Is low dietary intake of omega-3 fatty acids associated with depression?

Am J Psychiatry. 2004 Mar;161(3):567-9. doi: 10.1176/appi.ajp.161.3.567.


Objective: This study examined the association between the dietary intake of omega-3 fatty acids and low mood, major depression, and suicide.

Method: A total of 29,133 men ages 50 to 69 years participated in a population-based trial in Finland. The intake of fatty acids and fish consumption were calculated from a diet history questionnaire.
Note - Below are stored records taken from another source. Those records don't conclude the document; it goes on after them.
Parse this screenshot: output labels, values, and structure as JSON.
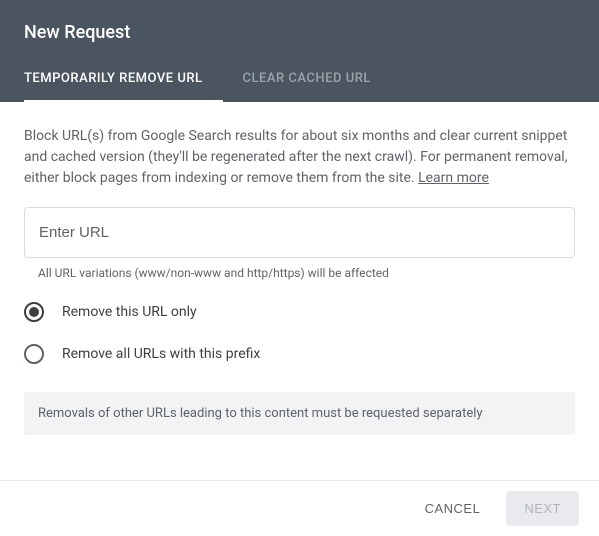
{
  "header": {
    "title": "New Request"
  },
  "tabs": [
    {
      "label": "TEMPORARILY REMOVE URL",
      "active": true
    },
    {
      "label": "CLEAR CACHED URL",
      "active": false
    }
  ],
  "content": {
    "description": "Block URL(s) from Google Search results for about six months and clear current snippet and cached version (they'll be regenerated after the next crawl). For permanent removal, either block pages from indexing or remove them from the site. ",
    "learn_more": "Learn more",
    "url_placeholder": "Enter URL",
    "url_hint": "All URL variations (www/non-www and http/https) will be affected",
    "radio_options": [
      {
        "label": "Remove this URL only",
        "checked": true
      },
      {
        "label": "Remove all URLs with this prefix",
        "checked": false
      }
    ],
    "notice": "Removals of other URLs leading to this content must be requested separately"
  },
  "footer": {
    "cancel_label": "CANCEL",
    "next_label": "NEXT"
  }
}
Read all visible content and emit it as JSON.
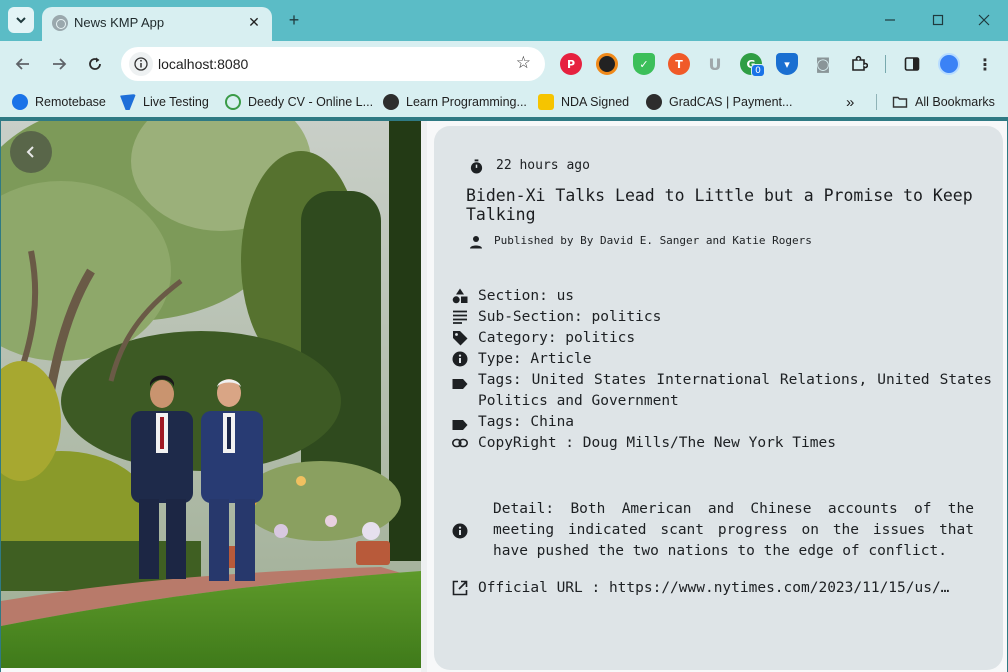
{
  "browser": {
    "tab_title": "News KMP App",
    "url": "localhost:8080",
    "bookmarks": [
      {
        "label": "Remotebase"
      },
      {
        "label": "Live Testing"
      },
      {
        "label": "Deedy CV - Online L..."
      },
      {
        "label": "Learn Programming..."
      },
      {
        "label": "NDA Signed"
      },
      {
        "label": "GradCAS | Payment..."
      }
    ],
    "all_bookmarks_label": "All Bookmarks",
    "extension_badge": "0"
  },
  "article": {
    "time_ago": "22 hours ago",
    "title": "Biden-Xi Talks Lead to Little but a Promise to Keep Talking",
    "published_by": "Published by By David E. Sanger and Katie Rogers",
    "section": "Section: us",
    "sub_section": "Sub-Section: politics",
    "category": "Category: politics",
    "type": "Type: Article",
    "tags_1": "Tags: United States International Relations, United States Politics and Government",
    "tags_2": "Tags: China",
    "copyright": "CopyRight : Doug Mills/The New York Times",
    "detail": "Detail: Both American and Chinese accounts of the meeting indicated scant progress on the issues that have pushed the two nations to the edge of conflict.",
    "official_url": "Official URL : https://www.nytimes.com/2023/11/15/us/…"
  },
  "colors": {
    "tabstrip": "#5bbcc6",
    "toolbar": "#d8eff1",
    "card": "#dee4e7"
  }
}
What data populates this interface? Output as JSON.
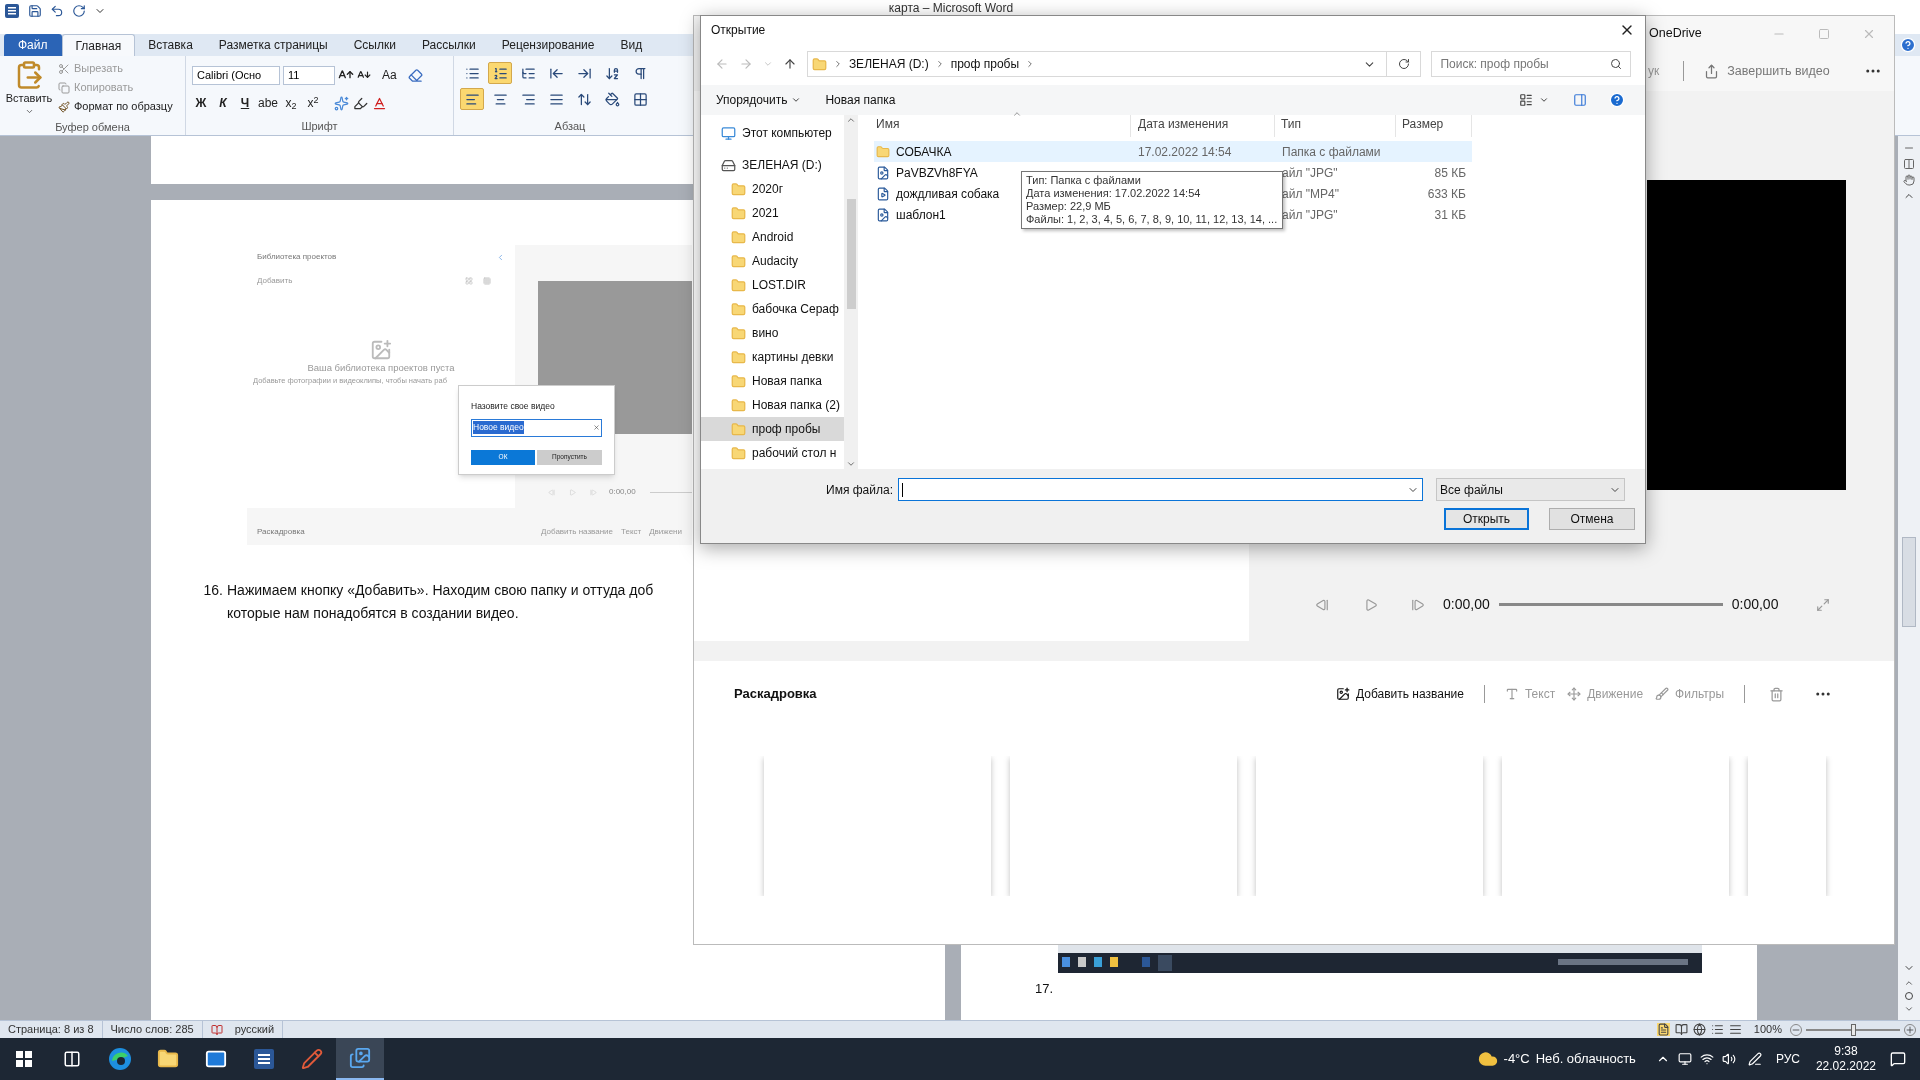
{
  "word": {
    "title": "карта – Microsoft Word",
    "tabs": [
      {
        "label": "Файл",
        "kind": "backstage",
        "selected": false
      },
      {
        "label": "Главная",
        "kind": "tab",
        "selected": true
      },
      {
        "label": "Вставка",
        "kind": "tab",
        "selected": false
      },
      {
        "label": "Разметка страницы",
        "kind": "tab",
        "selected": false
      },
      {
        "label": "Ссылки",
        "kind": "tab",
        "selected": false
      },
      {
        "label": "Рассылки",
        "kind": "tab",
        "selected": false
      },
      {
        "label": "Рецензирование",
        "kind": "tab",
        "selected": false
      },
      {
        "label": "Вид",
        "kind": "tab",
        "selected": false
      }
    ],
    "clipboard": {
      "paste": "Вставить",
      "group_label": "Буфер обмена",
      "tools": [
        {
          "label": "Вырезать",
          "kind": "cut",
          "disabled": true
        },
        {
          "label": "Копировать",
          "kind": "copy",
          "disabled": true
        },
        {
          "label": "Формат по образцу",
          "kind": "painter",
          "disabled": false
        }
      ]
    },
    "font": {
      "name": "Calibri (Осно",
      "size": "11",
      "case_button": "Aa",
      "style_buttons": [
        "Ж",
        "К",
        "Ч",
        "abe",
        "x$_{2}$",
        "x$^{2}$"
      ],
      "group_label": "Шрифт"
    },
    "paragraph": {
      "group_label": "Абзац",
      "tools_row_1": [
        {
          "kind": "bullets",
          "selected": false
        },
        {
          "kind": "numbering",
          "selected": true
        },
        {
          "kind": "multilevel",
          "selected": false
        },
        {
          "kind": "outdent",
          "selected": false
        },
        {
          "kind": "indent",
          "selected": false
        },
        {
          "kind": "sort",
          "selected": false
        },
        {
          "kind": "marks",
          "selected": false
        }
      ],
      "tools_row_2": [
        {
          "kind": "align_left",
          "selected": true
        },
        {
          "kind": "align_center",
          "selected": false
        },
        {
          "kind": "align_right",
          "selected": false
        },
        {
          "kind": "justify",
          "selected": false
        },
        {
          "kind": "line_spacing",
          "selected": false
        },
        {
          "kind": "shading",
          "selected": false
        },
        {
          "kind": "borders",
          "selected": false
        }
      ]
    },
    "document": {
      "embedded_screenshot": {
        "library_title": "Библиотека проектов",
        "add": "Добавить",
        "empty_title": "Ваша библиотека проектов пуста",
        "empty_hint": "Добавьте фотографии и видеоклипы, чтобы начать раб",
        "time": "0:00,00",
        "storyboard": "Раскадровка",
        "tools": [
          "Добавить название",
          "Текст",
          "Движени"
        ],
        "name_prompt": {
          "title": "Назовите свое видео",
          "value": "Новое видео",
          "ok": "ОК",
          "skip": "Пропустить"
        }
      },
      "list_number": "16.",
      "paragraph_lines": [
        "Нажимаем кнопку «Добавить». Находим свою папку и оттуда доб",
        "которые нам понадобятся в создании видео."
      ],
      "next_number": "17."
    },
    "status_bar": {
      "page": "Страница: 8 из 8",
      "words": "Число слов: 285",
      "language": "русский",
      "zoom": "100%",
      "zoom_slider": {
        "level": 0.5
      }
    }
  },
  "video_editor": {
    "title": "OneDrive",
    "partial_action": "ук",
    "finish": "Завершить видео",
    "time_current": "0:00,00",
    "time_total": "0:00,00",
    "storyboard_title": "Раскадровка",
    "storyboard_tools": [
      {
        "label": "Добавить название",
        "kind": "title",
        "disabled": false
      },
      {
        "label": "Текст",
        "kind": "text",
        "disabled": true
      },
      {
        "label": "Движение",
        "kind": "motion",
        "disabled": true
      },
      {
        "label": "Фильтры",
        "kind": "filters",
        "disabled": true
      }
    ]
  },
  "open_dialog": {
    "title": "Открытие",
    "path": [
      "ЗЕЛЕНАЯ (D:)",
      "проф пробы"
    ],
    "search": {
      "placeholder": "Поиск: проф пробы"
    },
    "organize": "Упорядочить",
    "new_folder": "Новая папка",
    "tree": [
      {
        "label": "Этот компьютер",
        "kind": "computer",
        "selected": false
      },
      {
        "label": "ЗЕЛЕНАЯ (D:)",
        "kind": "drive",
        "selected": false,
        "children": [
          {
            "label": "2020г",
            "kind": "folder",
            "selected": false
          },
          {
            "label": "2021",
            "kind": "folder",
            "selected": false
          },
          {
            "label": "Android",
            "kind": "folder",
            "selected": false
          },
          {
            "label": "Audacity",
            "kind": "folder",
            "selected": false
          },
          {
            "label": "LOST.DIR",
            "kind": "folder",
            "selected": false
          },
          {
            "label": "бабочка Сераф",
            "kind": "folder",
            "selected": false
          },
          {
            "label": "вино",
            "kind": "folder",
            "selected": false
          },
          {
            "label": "картины девки",
            "kind": "folder",
            "selected": false
          },
          {
            "label": "Новая папка",
            "kind": "folder",
            "selected": false
          },
          {
            "label": "Новая папка (2)",
            "kind": "folder",
            "selected": false
          },
          {
            "label": "проф пробы",
            "kind": "folder",
            "selected": true
          },
          {
            "label": "рабочий стол н",
            "kind": "folder",
            "selected": false
          }
        ]
      }
    ],
    "columns": [
      "Имя",
      "Дата изменения",
      "Тип",
      "Размер"
    ],
    "files": [
      {
        "kind": "folder",
        "name": "СОБАЧКА",
        "date": "17.02.2022 14:54",
        "type": "Папка с файлами",
        "highlighted": true
      },
      {
        "kind": "image",
        "name": "PaVBZVh8FYA",
        "type": "айл \"JPG\"",
        "size": "85 КБ",
        "highlighted": false
      },
      {
        "kind": "video",
        "name": "дождливая собака",
        "type": "айл \"MP4\"",
        "size": "633 КБ",
        "highlighted": false
      },
      {
        "kind": "image",
        "name": "шаблон1",
        "type": "айл \"JPG\"",
        "size": "31 КБ",
        "highlighted": false
      }
    ],
    "tooltip": [
      "Тип: Папка с файлами",
      "Дата изменения: 17.02.2022 14:54",
      "Размер: 22,9 МБ",
      "Файлы: 1, 2, 3, 4, 5, 6, 7, 8, 9, 10, 11, 12, 13, 14, ..."
    ],
    "file_name_label": "Имя файла:",
    "file_type": "Все файлы",
    "open_button": "Открыть",
    "cancel_button": "Отмена"
  },
  "taskbar": {
    "apps": [
      {
        "kind": "start",
        "selected": false
      },
      {
        "kind": "task_view",
        "selected": false
      },
      {
        "kind": "browser",
        "selected": false
      },
      {
        "kind": "explorer",
        "selected": false
      },
      {
        "kind": "mail",
        "selected": false
      },
      {
        "kind": "word",
        "selected": false
      },
      {
        "kind": "paint",
        "selected": false
      },
      {
        "kind": "photos",
        "selected": true
      }
    ],
    "temperature": "-4°C",
    "weather": "Неб. облачность",
    "language": "РУС",
    "time": "9:38",
    "date": "22.02.2022"
  }
}
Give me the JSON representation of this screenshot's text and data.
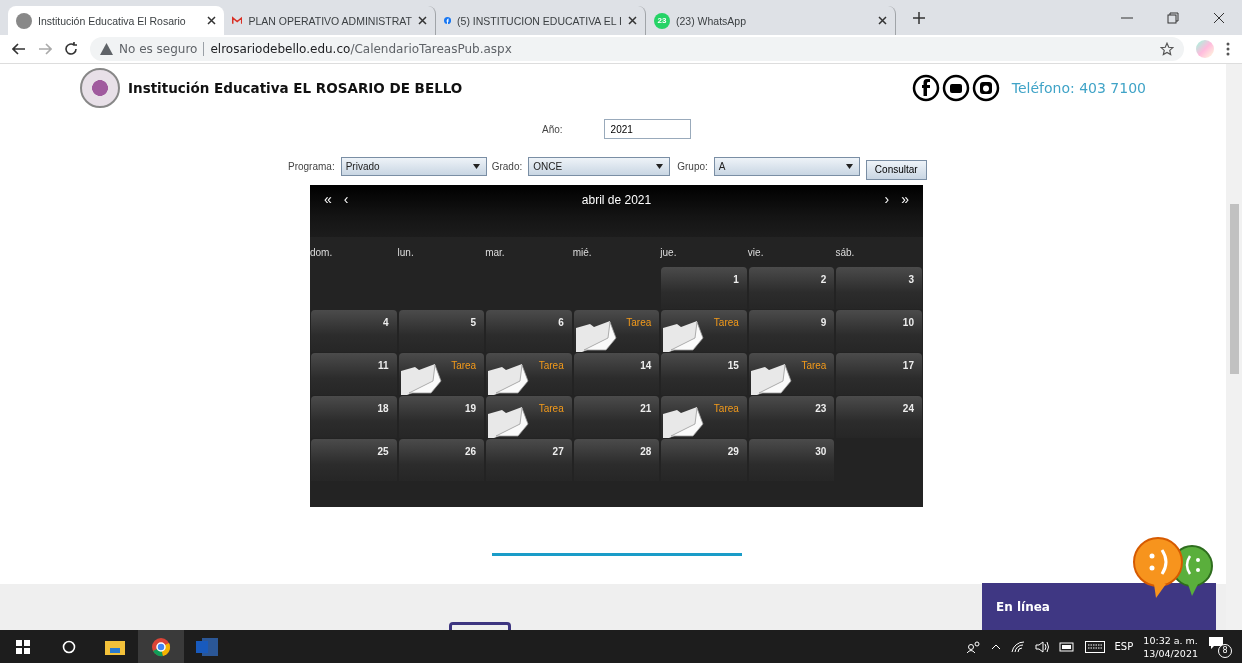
{
  "browser": {
    "tabs": [
      {
        "title": "Institución Educativa El Rosario",
        "selected": true,
        "kind": "school"
      },
      {
        "title": "PLAN OPERATIVO ADMINISTRAT",
        "selected": false,
        "kind": "mail"
      },
      {
        "title": "(5) INSTITUCION EDUCATIVA EL I",
        "selected": false,
        "kind": "social"
      },
      {
        "title": "(23) WhatsApp",
        "selected": false,
        "kind": "chat",
        "badge": "23"
      }
    ],
    "security": "No es seguro",
    "url_domain": "elrosariodebello.edu.co",
    "url_path": "/CalendarioTareasPub.aspx"
  },
  "header": {
    "title": "Institución Educativa EL ROSARIO DE BELLO",
    "phone": "Teléfono: 403 7100"
  },
  "form": {
    "year_label": "Año:",
    "year": "2021",
    "program_label": "Programa:",
    "program": "Privado",
    "grade_label": "Grado:",
    "grade": "ONCE",
    "group_label": "Grupo:",
    "group": "A",
    "submit": "Consultar"
  },
  "calendar": {
    "prev_year": "«",
    "prev_month": "‹",
    "title": "abril de 2021",
    "next_month": "›",
    "next_year": "»",
    "weekdays": [
      "dom.",
      "lun.",
      "mar.",
      "mié.",
      "jue.",
      "vie.",
      "sáb."
    ],
    "weeks": [
      [
        {
          "kind": "empty"
        },
        {
          "kind": "empty"
        },
        {
          "kind": "empty"
        },
        {
          "kind": "empty"
        },
        {
          "kind": "day",
          "text": "1"
        },
        {
          "kind": "day",
          "text": "2"
        },
        {
          "kind": "day",
          "text": "3"
        }
      ],
      [
        {
          "kind": "day",
          "text": "4"
        },
        {
          "kind": "day",
          "text": "5"
        },
        {
          "kind": "day",
          "text": "6"
        },
        {
          "kind": "task",
          "text": "Tarea"
        },
        {
          "kind": "task",
          "text": "Tarea"
        },
        {
          "kind": "day",
          "text": "9"
        },
        {
          "kind": "day",
          "text": "10"
        }
      ],
      [
        {
          "kind": "day",
          "text": "11"
        },
        {
          "kind": "task",
          "text": "Tarea"
        },
        {
          "kind": "task",
          "text": "Tarea"
        },
        {
          "kind": "day",
          "text": "14"
        },
        {
          "kind": "day",
          "text": "15"
        },
        {
          "kind": "task",
          "text": "Tarea"
        },
        {
          "kind": "day",
          "text": "17"
        }
      ],
      [
        {
          "kind": "day",
          "text": "18"
        },
        {
          "kind": "day",
          "text": "19"
        },
        {
          "kind": "task",
          "text": "Tarea"
        },
        {
          "kind": "day",
          "text": "21"
        },
        {
          "kind": "task",
          "text": "Tarea"
        },
        {
          "kind": "day",
          "text": "23"
        },
        {
          "kind": "day",
          "text": "24"
        }
      ],
      [
        {
          "kind": "day",
          "text": "25"
        },
        {
          "kind": "day",
          "text": "26"
        },
        {
          "kind": "day",
          "text": "27"
        },
        {
          "kind": "day",
          "text": "28"
        },
        {
          "kind": "day",
          "text": "29"
        },
        {
          "kind": "day",
          "text": "30"
        },
        {
          "kind": "empty"
        }
      ]
    ]
  },
  "chat_widget": {
    "status": "En línea"
  },
  "taskbar": {
    "language": "ESP",
    "time": "10:32 a. m.",
    "date": "13/04/2021",
    "notifications": "8"
  }
}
Self-reported depressed mood was recorded three times annually, data on hospital treatments due to a major depressive disorder were derived from the National Hospital Discharge Register, and suicides were identified from death certificates.

Results: There were no associations between the dietary intake of omega-3 fatty acids or fish consumption and depressed mood, major depressive episodes, or suicide.

Conclusions: Dietary intake of omega-3 fatty acids showed no association with low mood level.

MeSH terms

  • Aged
  • Cohort Studies
  • Depression / etiology*
  • Depression / mortality
  • Depression / psychology
  • Depressive Disorder, Major / etiology*
  • Depressive Disorder, Major / mortality
  • Depressive Disorder, Major / psychology
  • Diet Records
  • Double-Blind Method
  • Fatty Acids, Omega-3 / administration & dosage*
  • Humans
  • Male
  • Middle Aged
  • Patient Admission / statistics & numerical data
  • Statistics as Topic
  • Suicide / psychology
  • Suicide / statistics & numerical data*
  • United States


  • Fatty Acids, Omega-3